Saravia v. Sessions (Due Process for Immigrant Youth)

Closed Case
Sep 01, 2017

Notice of Proposed Class Action Settlement

A settlement has been reached in this case. Please see below for important information about the settlement.

The settlement class includes: All noncitizen minors who were once detained in U.S. government custody by the Office of Refugee Resettlement (“ORR”), released to parents or other sponsors in the United States, and then re-arrested by the government based on allegations of gang membership or affiliation.

The settlement agreement is available here.

The court-approved notice to class members is available in the following languages:


In June 2017, the ACLU Foundation of Northern California sued Attorney General Jeff Sessions, Immigration and Customs Enforcement (ICE), and the U.S. Department of Health and Human Services’ Office of Refugee Resettlement (ORR) for using unsubstantiated claims of gang affiliation to illegally detain teenagers in jail-like facilities in California. The clients are also represented by the ACLU Immigrants’ Rights Project and Cooley LLP.

The suit charged ORR with accepting ICE’s unsubstantiated gang allegations and placing children in severely restrictive conditions, even though the government had previously released the youth to the custody of their parents.  Plaintiffs were transported to distant detention facilities without notice to their parents or lawyers and were not afforded a chance to challenge the charges against them.

In November 2017, Judge Vince Chhabria of the United States District Court for the Northern District of California granted our motions for class certification and preliminary injunction, ordering the government to provide each of the detained children with a hearing within seven days of their arrest, at which the government would have to justify the arrest before a neutral decision maker.  Over 35 children were granted hearings pursuant to this order, and over 30 of them were released because the government’s evidence of gang affiliation was either flimsy or non-existent. The injunction was upheld by the U.S. Court of Appeals for the Ninth Circuit in October 2018.

In September 2020, we reached a settlement with the government, subject to court approval, that will prevent any recurrence of these practices and provide additional protections to class members going forward. Among other things, the settlement:

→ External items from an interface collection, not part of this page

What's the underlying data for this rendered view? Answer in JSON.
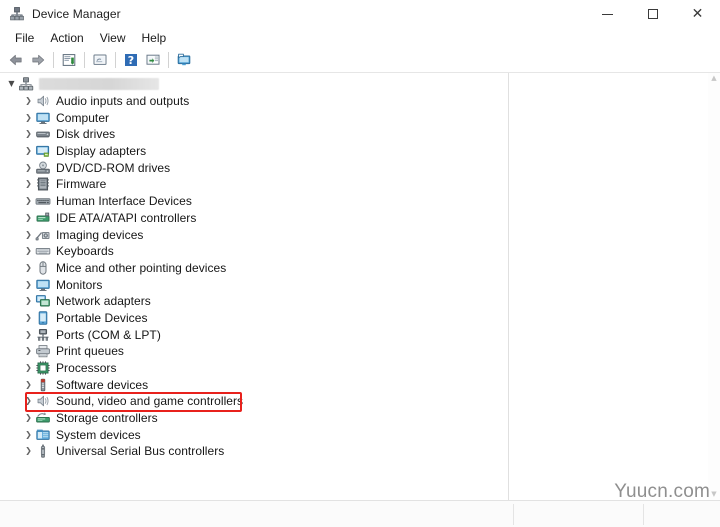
{
  "window": {
    "title": "Device Manager",
    "title_icon": "device-manager-icon",
    "controls": {
      "minimize": "minimize-button",
      "maximize": "maximize-button",
      "close": "close-button"
    }
  },
  "menubar": {
    "items": [
      {
        "label": "File",
        "name": "menu-file"
      },
      {
        "label": "Action",
        "name": "menu-action"
      },
      {
        "label": "View",
        "name": "menu-view"
      },
      {
        "label": "Help",
        "name": "menu-help"
      }
    ]
  },
  "toolbar": {
    "buttons": [
      {
        "name": "back-button",
        "icon": "back-arrow-icon",
        "tooltip": "Back"
      },
      {
        "name": "forward-button",
        "icon": "forward-arrow-icon",
        "tooltip": "Forward"
      },
      {
        "name": "separator-1",
        "icon": "separator",
        "tooltip": ""
      },
      {
        "name": "show-hidden-devices-button",
        "icon": "properties-icon",
        "tooltip": "Properties"
      },
      {
        "name": "separator-2",
        "icon": "separator",
        "tooltip": ""
      },
      {
        "name": "update-driver-button",
        "icon": "update-driver-icon",
        "tooltip": "Update driver"
      },
      {
        "name": "separator-3",
        "icon": "separator",
        "tooltip": ""
      },
      {
        "name": "help-button",
        "icon": "help-icon",
        "tooltip": "Help"
      },
      {
        "name": "scan-hardware-button",
        "icon": "scan-hardware-icon",
        "tooltip": "Scan for hardware changes"
      },
      {
        "name": "separator-4",
        "icon": "separator",
        "tooltip": ""
      },
      {
        "name": "display-devices-button",
        "icon": "monitor-icon",
        "tooltip": "Display devices"
      }
    ]
  },
  "tree": {
    "root": {
      "name": "tree-root-computer",
      "label": "",
      "redacted": true,
      "icon": "computer-root-icon",
      "expanded": true,
      "chevron": "chevron-down-icon"
    },
    "items": [
      {
        "label": "Audio inputs and outputs",
        "icon": "speaker-icon",
        "name": "tree-item-audio-inputs-and-outputs"
      },
      {
        "label": "Computer",
        "icon": "monitor-icon",
        "name": "tree-item-computer"
      },
      {
        "label": "Disk drives",
        "icon": "disk-drive-icon",
        "name": "tree-item-disk-drives"
      },
      {
        "label": "Display adapters",
        "icon": "display-adapter-icon",
        "name": "tree-item-display-adapters"
      },
      {
        "label": "DVD/CD-ROM drives",
        "icon": "optical-drive-icon",
        "name": "tree-item-dvd-cd-rom-drives"
      },
      {
        "label": "Firmware",
        "icon": "firmware-chip-icon",
        "name": "tree-item-firmware"
      },
      {
        "label": "Human Interface Devices",
        "icon": "hid-icon",
        "name": "tree-item-human-interface-devices"
      },
      {
        "label": "IDE ATA/ATAPI controllers",
        "icon": "ide-controller-icon",
        "name": "tree-item-ide-ata-atapi-controllers"
      },
      {
        "label": "Imaging devices",
        "icon": "imaging-device-icon",
        "name": "tree-item-imaging-devices"
      },
      {
        "label": "Keyboards",
        "icon": "keyboard-icon",
        "name": "tree-item-keyboards"
      },
      {
        "label": "Mice and other pointing devices",
        "icon": "mouse-icon",
        "name": "tree-item-mice-and-other-pointing-devices"
      },
      {
        "label": "Monitors",
        "icon": "monitor-icon",
        "name": "tree-item-monitors"
      },
      {
        "label": "Network adapters",
        "icon": "network-adapter-icon",
        "name": "tree-item-network-adapters"
      },
      {
        "label": "Portable Devices",
        "icon": "portable-device-icon",
        "name": "tree-item-portable-devices"
      },
      {
        "label": "Ports (COM & LPT)",
        "icon": "port-icon",
        "name": "tree-item-ports-com-and-lpt"
      },
      {
        "label": "Print queues",
        "icon": "printer-icon",
        "name": "tree-item-print-queues"
      },
      {
        "label": "Processors",
        "icon": "processor-icon",
        "name": "tree-item-processors"
      },
      {
        "label": "Software devices",
        "icon": "software-device-icon",
        "name": "tree-item-software-devices"
      },
      {
        "label": "Sound, video and game controllers",
        "icon": "speaker-icon",
        "name": "tree-item-sound-video-and-game-controllers",
        "highlighted": true
      },
      {
        "label": "Storage controllers",
        "icon": "storage-controller-icon",
        "name": "tree-item-storage-controllers"
      },
      {
        "label": "System devices",
        "icon": "system-device-icon",
        "name": "tree-item-system-devices"
      },
      {
        "label": "Universal Serial Bus controllers",
        "icon": "usb-icon",
        "name": "tree-item-universal-serial-bus-controllers"
      }
    ],
    "chevron_collapsed": "chevron-right-icon"
  },
  "highlight": {
    "target_label": "Sound, video and game controllers",
    "color": "#e8211c"
  },
  "watermark": {
    "text": "Yuucn.com"
  },
  "colors": {
    "accent": "#e8211c",
    "window_bg": "#ffffff",
    "text": "#161616",
    "divider": "#e0e0e0"
  }
}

  • Applies to all unaccompanied immigrant minors who have entered the United States, have been released by ORR to live with family members or other sponsors, and whom the government seeks to re-detain based on allegations of gang affiliation.
  • Requires that if ICE re-arrests any class members, it must promptly provide a notice to the class member setting forth the specific alleged acts or conduct that provide authority for the arrest.
  • Requires that the class member is entitled to an Immigration Court hearing within ten days of re-arrest, at which the government bears the burden to prove that the re-detention is justified because the minor is either a flight risk or a danger to the community.
  • Provides numerous procedural protections to the minor, including the right to obtain a continuance of the hearing.  
  • Contains detailed procedures for training government agents to comply with these requirements, track their efforts at compliance, and inform counsel promptly in the event of any future re-arrest.
  • Prevents the government from using unsubstantiated gang allegations to deny class members a broad variety of immigration benefits, including eligibility for asylum, T or U visas, and “Special Immigrant Juvenile” status, which can lead to obtaining a green card.

Learn more

Teenage Client Freed After ACLU Wins Relief for Immigrant Minors Jailed Without Due Process (Nov. 22, 2017)

ACLU Wins Relief for Immigrant Teens Wrongly Arrested and Jailed Without Due Process (Nov. 21, 2017)

ACLU Challenges Trump Administration’s Jailing of Immigrant Teens (Aug. 11, 2017)

Case Developments


Settlement Agreement and Release (As preliminarily approved by the Court)